*** DATA RECORDS ***

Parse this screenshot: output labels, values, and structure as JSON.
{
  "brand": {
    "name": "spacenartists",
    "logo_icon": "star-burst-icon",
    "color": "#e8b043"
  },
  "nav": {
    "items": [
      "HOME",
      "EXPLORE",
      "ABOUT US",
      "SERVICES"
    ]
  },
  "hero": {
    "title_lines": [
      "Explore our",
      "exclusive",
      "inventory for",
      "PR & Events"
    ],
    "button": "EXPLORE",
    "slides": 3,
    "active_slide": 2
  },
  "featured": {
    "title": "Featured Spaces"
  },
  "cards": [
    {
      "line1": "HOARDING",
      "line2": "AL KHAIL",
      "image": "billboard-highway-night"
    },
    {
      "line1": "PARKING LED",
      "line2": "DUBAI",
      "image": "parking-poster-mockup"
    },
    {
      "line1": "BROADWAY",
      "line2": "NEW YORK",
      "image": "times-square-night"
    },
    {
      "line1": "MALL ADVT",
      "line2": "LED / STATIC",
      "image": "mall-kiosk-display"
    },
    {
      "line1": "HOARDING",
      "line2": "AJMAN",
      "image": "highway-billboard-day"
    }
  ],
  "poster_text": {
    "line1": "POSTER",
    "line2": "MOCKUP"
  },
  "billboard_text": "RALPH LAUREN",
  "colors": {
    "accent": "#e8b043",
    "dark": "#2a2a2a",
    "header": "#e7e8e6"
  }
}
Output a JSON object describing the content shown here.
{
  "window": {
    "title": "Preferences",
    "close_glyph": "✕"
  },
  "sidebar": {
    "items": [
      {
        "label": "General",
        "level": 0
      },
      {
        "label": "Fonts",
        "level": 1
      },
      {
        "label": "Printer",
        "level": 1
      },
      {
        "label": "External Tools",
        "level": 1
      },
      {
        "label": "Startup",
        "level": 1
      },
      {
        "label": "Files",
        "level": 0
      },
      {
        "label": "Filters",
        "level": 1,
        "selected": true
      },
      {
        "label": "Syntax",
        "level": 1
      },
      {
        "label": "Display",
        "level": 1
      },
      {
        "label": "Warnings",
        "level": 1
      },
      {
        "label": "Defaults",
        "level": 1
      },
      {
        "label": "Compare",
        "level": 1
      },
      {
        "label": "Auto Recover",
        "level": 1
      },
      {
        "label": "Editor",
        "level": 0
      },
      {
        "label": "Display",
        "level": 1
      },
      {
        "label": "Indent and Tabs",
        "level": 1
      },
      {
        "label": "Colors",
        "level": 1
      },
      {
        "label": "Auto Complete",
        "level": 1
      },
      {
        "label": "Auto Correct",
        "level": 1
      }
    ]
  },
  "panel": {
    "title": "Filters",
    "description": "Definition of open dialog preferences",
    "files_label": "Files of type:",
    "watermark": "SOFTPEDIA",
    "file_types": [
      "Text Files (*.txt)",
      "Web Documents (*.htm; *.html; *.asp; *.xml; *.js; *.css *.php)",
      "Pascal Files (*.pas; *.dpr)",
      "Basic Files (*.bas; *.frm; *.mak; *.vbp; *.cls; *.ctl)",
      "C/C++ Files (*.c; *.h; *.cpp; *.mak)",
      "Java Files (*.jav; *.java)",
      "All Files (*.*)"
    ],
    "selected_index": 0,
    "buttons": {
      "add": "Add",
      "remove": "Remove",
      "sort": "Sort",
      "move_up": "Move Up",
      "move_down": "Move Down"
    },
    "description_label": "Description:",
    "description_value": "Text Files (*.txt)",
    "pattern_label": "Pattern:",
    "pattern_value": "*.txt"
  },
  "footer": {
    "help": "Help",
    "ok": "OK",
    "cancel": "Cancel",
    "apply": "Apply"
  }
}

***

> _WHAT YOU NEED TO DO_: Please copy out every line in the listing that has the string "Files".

> _FINAL ANSWER_:
        "label": "Files",
    "files_label": "Files of type:",
      "Text Files (*.txt)",
      "Pascal Files (*.pas; *.dpr)",
      "Basic Files (*.bas; *.frm; *.mak; *.vbp; *.cls; *.ctl)",
      "C/C++ Files (*.c; *.h; *.cpp; *.mak)",
      "Java Files (*.jav; *.java)",
      "All Files (*.*)"
    "description_value": "Text Files (*.txt)",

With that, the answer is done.